It’s been four years since the last major refresh of the MacBook Pro line. Back in 2012, Apple introduced the Pro’s thinner chasis, Retina display and improved performance – a notable upgrade to the second generation models. Performance for the MacBook Pros have since been improved on a nearly bi-yearly schedule and now we finally got another major refresh. Apple has taken the wraps off their new and improved MacBook Pros and there are a ton of new features to drool over.
See what’s new with the MacBook Pro line.
I’m personally very excited about this launch, especially the OLED TouchBar, I can’t help but ask, why has Apple STILL refrained from introducing a touchscreen MacBook? Here are a few theories/reasons.
Apple doesn’t think touch has a home in macOS.

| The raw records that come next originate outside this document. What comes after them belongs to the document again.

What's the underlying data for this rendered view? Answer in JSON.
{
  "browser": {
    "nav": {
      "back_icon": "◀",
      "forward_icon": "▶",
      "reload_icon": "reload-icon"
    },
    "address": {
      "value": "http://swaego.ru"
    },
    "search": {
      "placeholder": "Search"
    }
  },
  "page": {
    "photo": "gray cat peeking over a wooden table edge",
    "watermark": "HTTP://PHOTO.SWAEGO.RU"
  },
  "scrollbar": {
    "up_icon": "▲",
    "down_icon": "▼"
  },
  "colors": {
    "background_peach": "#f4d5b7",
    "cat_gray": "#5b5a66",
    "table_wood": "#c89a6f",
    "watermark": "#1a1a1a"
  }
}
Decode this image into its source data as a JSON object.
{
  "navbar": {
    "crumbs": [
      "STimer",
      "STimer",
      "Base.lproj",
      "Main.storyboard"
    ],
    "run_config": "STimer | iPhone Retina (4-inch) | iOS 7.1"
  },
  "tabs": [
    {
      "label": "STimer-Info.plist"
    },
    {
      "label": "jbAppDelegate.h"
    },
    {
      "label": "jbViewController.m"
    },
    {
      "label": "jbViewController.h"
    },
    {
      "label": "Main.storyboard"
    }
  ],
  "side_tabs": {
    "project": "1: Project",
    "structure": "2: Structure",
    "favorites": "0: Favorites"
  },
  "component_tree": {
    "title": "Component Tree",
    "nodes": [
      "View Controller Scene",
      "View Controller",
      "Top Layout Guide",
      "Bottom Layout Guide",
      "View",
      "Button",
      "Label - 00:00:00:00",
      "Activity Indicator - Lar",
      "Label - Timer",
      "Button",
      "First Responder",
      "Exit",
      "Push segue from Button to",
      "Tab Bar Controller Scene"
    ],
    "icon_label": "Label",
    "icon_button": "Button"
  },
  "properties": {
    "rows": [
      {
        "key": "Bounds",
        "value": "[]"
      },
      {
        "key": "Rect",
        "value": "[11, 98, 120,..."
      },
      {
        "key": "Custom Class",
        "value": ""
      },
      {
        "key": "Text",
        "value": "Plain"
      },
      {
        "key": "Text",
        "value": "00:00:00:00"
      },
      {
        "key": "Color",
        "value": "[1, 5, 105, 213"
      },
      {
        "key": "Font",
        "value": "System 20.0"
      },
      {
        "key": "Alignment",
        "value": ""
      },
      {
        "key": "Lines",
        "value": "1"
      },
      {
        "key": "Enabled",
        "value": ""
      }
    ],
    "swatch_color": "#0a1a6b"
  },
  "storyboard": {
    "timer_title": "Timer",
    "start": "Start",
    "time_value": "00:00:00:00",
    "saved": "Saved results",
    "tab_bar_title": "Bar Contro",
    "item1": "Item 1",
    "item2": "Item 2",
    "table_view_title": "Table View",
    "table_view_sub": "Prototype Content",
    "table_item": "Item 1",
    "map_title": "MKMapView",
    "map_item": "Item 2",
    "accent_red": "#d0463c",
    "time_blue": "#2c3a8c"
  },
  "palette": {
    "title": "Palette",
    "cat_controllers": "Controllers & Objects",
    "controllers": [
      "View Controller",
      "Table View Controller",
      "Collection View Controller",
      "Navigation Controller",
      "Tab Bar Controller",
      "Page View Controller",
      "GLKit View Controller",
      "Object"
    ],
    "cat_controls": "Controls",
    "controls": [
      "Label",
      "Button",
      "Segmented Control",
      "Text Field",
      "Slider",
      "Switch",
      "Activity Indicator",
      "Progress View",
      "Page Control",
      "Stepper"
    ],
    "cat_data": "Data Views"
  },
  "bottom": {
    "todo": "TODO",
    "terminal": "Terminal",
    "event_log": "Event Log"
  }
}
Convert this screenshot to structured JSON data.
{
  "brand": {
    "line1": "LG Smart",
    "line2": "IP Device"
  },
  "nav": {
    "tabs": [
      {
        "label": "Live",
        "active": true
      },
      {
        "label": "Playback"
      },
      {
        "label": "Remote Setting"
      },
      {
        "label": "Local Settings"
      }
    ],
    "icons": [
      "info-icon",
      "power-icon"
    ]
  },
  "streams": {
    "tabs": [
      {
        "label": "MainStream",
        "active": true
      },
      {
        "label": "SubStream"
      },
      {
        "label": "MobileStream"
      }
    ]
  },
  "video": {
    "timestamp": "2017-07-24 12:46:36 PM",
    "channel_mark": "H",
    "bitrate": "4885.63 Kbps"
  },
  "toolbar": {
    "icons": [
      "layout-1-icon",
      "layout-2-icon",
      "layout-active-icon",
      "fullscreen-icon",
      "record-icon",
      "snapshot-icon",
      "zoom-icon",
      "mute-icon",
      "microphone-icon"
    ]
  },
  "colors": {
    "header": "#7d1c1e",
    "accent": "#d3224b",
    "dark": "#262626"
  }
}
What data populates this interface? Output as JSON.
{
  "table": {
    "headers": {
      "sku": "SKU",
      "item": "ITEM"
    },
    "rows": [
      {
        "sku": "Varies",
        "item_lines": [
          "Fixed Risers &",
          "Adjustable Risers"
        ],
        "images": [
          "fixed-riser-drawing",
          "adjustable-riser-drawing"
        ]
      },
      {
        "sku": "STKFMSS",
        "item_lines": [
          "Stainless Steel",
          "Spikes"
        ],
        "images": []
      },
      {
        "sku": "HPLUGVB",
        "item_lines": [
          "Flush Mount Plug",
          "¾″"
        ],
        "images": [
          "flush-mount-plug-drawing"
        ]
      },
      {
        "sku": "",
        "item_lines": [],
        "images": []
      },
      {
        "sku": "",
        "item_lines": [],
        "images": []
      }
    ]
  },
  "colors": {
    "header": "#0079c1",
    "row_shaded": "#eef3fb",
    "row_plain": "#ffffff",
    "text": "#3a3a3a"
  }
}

In multiple interviews, including a very recent one with CNET, you can find Apple Executives talking about how macOS isn’t designed to be used as a touch interface. It is meant to be operated with mouse and key. Apple has also made great strides in treating the multi-touch trackpad, now enlarged with the 2016 refresh, like a touch experience for Macs. So, instead of directly touching the screen, you get a similar experience with the trackpad.
Some would argue this point and say that using a finger to immediately touch what you want on the screen is a quicker, more intuitive interaction than having to mouse over to a window or an app before clicking.
Apple has put too much time and effort in creating synergy between Mac and iOS.
It seems like with every major iOS launch and macOS update comes more ways for the two platforms to work side by side. Apple has made it clear, though, the two will never merge like you might find with Windows’ desktop and tablet modes. First came Handoff with OS X Yosemite, allowing you to start an activity on one device, and finish it on another. So you can start writing an email on your iPad, then finish on your mac.
More recently, Apple has introduced the Universal Clipboard with the same basic premise. Copy text on one device and paste it on another. These are a just a couple of examples, in addition to their cloud services, of how Apple has continued to introduce more ways for the two platforms to work in synergy, but not as one. Introducing a touchscreen MacBook could jeopardize the work they have already put in place.
Apple doesn’t believe in convertibles.
Last year, Tim Cook famously stated that the iPad Pro could replace PCs and confidently asked the rhetorical question “[…]why would you buy a PC anymore? No really, why would you buy one?” This question was met with much backlash from the some of the Mac community who then began to wonder if Apple was no longer vested in their notebook line.
Cook went on to later call the Microsoft Surface Book a “diluted” product that tries to be a notebook and tablet but succeeds at being neither. This leads us to the conclusion that Apple strongly believes convertibles are not an experience that their consumers are interested in – the perfect contrast to where the rest of the industry is headed.
Apple is waiting for the right moment.
There’s no question that Apple has a reputation of waiting for technology to prove useful and popular in the market before jumping in and taking it to another level. This is quite evident with their recent move to USB-C in the 12″ MacBook, along with various products such as the Apple Watch (announced 2 years after the first Pebble watch, and 1 year after Android Wear hit the market,) the Apple Pencil which built upon the foundation set in place by other bluetooth styluses (styli?) and various software implementations such as split-view mode arriving with OS X El Capitan, and Siri arriving in macOS Sierra (after Cortana was introduced in Windows 10.)
While this is all theory and speculation, Apple could still be holding back touch to ensure that the market will stick with this trend and that consumers will continue to buy and use notebooks with touch functionality. If this is true, it’s safe to say that Apple’s touchscreen MacBook will take the technology a bit further when they are ready to take that dive. Maybe we’ll see 3D Touch implemented – who knows?
Now that Apple has introduced the TouchBar, which you can read more about here, it will be interesting to see if the demand for a touchscreen MacBook tapers off, and if the new feature will prove useful in practical applications. Apple’s biggest argument seems to be that touch just isn’t a good fit on a notebook and that it will distract from the user experience. But, is that not what will happen with the TouchBar? Instead of reaching forward to touch the screen, keeping focus on the content, users will now be looking away from the content to hunt for a shortcut on the TouchBar. This could create that same, if not worse, distraction from the task. PCs that have touch functionality, such as the XPS line and HP Spectre x360, seem to have generally positive reviews with consumers, so why wouldn’t Apple want to cash in on this?
What are your thoughts on the new TouchBar feature? Do you think this a “good enough” step toward a touchscreen MackBook? Is that something you are even interested in? Let us know in the comments below!